As we celebrate the church and its role in our lives, I cannot help but think what others in my generation think of the church. Many claim that the church is a hypocritical institution, and some proclaim that all the church is interested in is money, while others say that church is merely irrelevant. Sometimes I even have a hard time defending it, as the debates and division within our churches are not even about the timeless issues. Sometimes I even wonder if we, as a denomination, might fall into the trap of following the fad of religion, going through the motions to keep up with others whose lives we so deeply wish we had, instead of reaching a real understanding of God and of faith.
As I thought about this, I remembered the prophet Micah. Micah is found among the minor prophets; "minor" with respect to size, not content. Micah was a prophet who was a contemporary of Isaiah. His book can be split into two similar, but distinct sections. Each section begins with prophecies of punishment and leads into prophecies of salvation, reminding us of God’s presence and desire for all to live in peace.
As with many of the prophets, even his name, Micah, is prophetic. Micah, in Hebrew, means "Who is like Yahweh?" (Yahweh is an academic construct of the name for God used throughout the Old Testament.) This is important, because Micah is speaking to what seems to be God’s perpetual battle with humanity, where we are constantly falling away from God, complaining over the destruction that ensues, ultimately resulting in God’s rebuilding toward peace.
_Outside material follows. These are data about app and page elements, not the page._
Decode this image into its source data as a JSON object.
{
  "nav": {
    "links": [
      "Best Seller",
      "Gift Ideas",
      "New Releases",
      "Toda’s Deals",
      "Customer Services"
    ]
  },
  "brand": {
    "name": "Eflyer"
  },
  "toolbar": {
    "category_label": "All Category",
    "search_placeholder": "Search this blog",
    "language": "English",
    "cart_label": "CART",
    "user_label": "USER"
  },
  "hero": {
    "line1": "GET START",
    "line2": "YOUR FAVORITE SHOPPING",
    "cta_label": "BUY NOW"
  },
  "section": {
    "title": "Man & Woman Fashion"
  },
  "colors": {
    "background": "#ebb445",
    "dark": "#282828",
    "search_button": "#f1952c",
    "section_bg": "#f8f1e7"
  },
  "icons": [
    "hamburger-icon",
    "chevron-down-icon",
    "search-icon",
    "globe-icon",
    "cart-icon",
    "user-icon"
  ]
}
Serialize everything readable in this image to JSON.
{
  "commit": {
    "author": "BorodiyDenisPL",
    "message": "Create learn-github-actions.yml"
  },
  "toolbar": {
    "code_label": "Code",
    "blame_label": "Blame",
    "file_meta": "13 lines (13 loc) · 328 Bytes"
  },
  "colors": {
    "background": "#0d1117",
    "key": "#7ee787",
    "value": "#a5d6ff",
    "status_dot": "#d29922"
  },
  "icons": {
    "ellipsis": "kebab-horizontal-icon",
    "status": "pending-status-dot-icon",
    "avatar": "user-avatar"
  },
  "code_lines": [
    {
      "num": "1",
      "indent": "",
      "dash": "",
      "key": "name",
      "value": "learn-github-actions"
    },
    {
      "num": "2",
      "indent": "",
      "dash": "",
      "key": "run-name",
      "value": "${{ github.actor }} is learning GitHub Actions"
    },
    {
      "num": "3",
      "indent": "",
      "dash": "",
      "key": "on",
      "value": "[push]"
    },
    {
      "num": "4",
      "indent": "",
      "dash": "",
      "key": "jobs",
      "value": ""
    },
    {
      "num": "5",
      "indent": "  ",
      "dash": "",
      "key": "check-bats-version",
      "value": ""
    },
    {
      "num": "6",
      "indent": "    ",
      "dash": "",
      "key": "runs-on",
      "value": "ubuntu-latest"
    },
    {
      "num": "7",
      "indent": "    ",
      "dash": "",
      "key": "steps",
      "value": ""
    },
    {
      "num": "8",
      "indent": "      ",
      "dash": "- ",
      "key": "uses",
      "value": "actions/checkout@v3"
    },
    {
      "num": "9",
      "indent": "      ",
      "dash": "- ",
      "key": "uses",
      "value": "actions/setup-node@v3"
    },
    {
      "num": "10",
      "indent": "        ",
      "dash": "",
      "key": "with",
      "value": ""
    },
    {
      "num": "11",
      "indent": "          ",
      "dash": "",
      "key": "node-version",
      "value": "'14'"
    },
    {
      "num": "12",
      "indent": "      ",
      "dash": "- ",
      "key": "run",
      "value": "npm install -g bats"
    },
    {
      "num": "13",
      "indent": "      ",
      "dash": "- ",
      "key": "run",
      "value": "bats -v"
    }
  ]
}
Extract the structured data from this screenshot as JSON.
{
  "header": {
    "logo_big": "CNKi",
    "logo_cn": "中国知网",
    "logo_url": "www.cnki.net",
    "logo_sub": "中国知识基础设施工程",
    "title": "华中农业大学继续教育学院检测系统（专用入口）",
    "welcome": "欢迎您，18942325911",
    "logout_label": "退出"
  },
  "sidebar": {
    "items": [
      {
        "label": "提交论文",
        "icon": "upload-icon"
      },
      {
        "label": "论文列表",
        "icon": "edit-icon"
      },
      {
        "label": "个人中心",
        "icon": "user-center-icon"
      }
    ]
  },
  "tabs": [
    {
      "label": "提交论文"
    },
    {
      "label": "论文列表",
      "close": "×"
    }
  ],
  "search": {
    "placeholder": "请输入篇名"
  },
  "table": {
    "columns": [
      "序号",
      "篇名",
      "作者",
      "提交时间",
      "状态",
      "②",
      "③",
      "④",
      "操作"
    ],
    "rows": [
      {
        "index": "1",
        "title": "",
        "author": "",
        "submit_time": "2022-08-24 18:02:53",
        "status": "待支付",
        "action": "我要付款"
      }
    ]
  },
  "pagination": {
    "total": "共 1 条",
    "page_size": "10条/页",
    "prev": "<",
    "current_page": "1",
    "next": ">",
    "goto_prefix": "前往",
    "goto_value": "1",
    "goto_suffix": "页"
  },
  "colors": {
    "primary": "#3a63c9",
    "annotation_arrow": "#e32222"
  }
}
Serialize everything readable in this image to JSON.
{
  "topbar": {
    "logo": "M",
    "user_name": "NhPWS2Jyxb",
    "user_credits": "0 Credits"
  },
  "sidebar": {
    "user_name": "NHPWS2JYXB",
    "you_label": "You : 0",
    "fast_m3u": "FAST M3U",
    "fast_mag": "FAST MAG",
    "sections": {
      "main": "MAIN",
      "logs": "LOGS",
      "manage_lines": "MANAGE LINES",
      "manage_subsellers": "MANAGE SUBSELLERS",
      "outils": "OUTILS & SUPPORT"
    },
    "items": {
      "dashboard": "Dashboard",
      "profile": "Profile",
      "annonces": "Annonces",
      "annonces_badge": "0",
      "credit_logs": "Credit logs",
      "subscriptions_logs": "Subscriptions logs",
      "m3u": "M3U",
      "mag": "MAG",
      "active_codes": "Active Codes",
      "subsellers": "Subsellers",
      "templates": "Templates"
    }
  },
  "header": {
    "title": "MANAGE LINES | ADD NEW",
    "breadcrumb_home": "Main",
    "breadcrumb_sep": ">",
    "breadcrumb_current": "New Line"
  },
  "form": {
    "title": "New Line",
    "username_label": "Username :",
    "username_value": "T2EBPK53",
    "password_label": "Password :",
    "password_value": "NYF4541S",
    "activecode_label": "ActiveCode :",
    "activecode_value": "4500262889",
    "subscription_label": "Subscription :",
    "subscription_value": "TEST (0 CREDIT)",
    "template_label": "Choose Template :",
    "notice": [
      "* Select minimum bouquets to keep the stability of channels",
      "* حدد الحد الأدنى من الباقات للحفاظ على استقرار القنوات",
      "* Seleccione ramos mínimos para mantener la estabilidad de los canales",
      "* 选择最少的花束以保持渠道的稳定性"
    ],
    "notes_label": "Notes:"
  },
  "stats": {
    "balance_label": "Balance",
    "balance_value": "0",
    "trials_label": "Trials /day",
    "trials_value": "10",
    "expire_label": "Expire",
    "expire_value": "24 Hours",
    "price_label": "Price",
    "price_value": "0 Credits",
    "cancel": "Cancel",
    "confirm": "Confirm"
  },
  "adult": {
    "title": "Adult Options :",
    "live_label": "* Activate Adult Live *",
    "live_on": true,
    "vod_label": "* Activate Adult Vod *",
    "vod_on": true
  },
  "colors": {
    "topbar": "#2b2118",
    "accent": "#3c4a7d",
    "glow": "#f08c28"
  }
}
The interesting thing is that Micah is constantly reminding us of God’s desire, even in the midst of the destruction. In a way, it is like when a parent spanks their child, saying, "This hurts me more than it does you!" For Micah, God gains no joy in seeing his people hurt and destroyed. Rather, he seeks what is good, posing the simple question,"What does the LORD require of you but to do justice, and to love kindness, and to walk humbly with your God?" In other words, one might argue that Micah is asking what is so hard that you cannot merely be just in what you do, love and strive to be kind toward others, and know a bit of humility by allowing God to take credit?
This is a powerful concept, and used as a guide, it helps us to understand and follow our calling. Many leaders in this country have quoted this as a part of their understanding of the political office they hold. President Jimmy Carter used this passage at his inauguration, as did John Ashcroft on the day he was nominated. It makes me think, if leaders truly followed it, maybe our world would be much different.
I often wonder what the world would be like if everybody went to church to simply give glory to God and thank God for the lives that we have, then took that glory and love out the doors of the church and gave it as a gift to all whom we see, to all we meet throughout the next week, sharing the kindness we know to be right.
And what about sticking up for those who are unable to stick up for themselves because they have no voice or because they are weak? Instead of leaving them to be bullied and left alone, what if we gave them a place to be and be heard?
Here is the kicker: what if we did this and never let it be known what we did, keeping a true humility with God?
Unfortunately, some feel that once an individual experiences salvation, they need to only be focused on the relationship with God, and ask, "What does action have to do with faith?" Though faith is rooted in our relationship with God, it is serving God that builds up our faith and helps us to better understand God. See, what Micah points to so vividly in his prophesies is that the constant faith is from God. It is we—yes, all of us—who lose sight of God. Instead of helping, we hurt. Instead of giving, we take. Instead of acting in justice, kindness and humility, we buy a sticker or a wristband to prove our allegiance.
Rev. Dr. Bryan James Franzen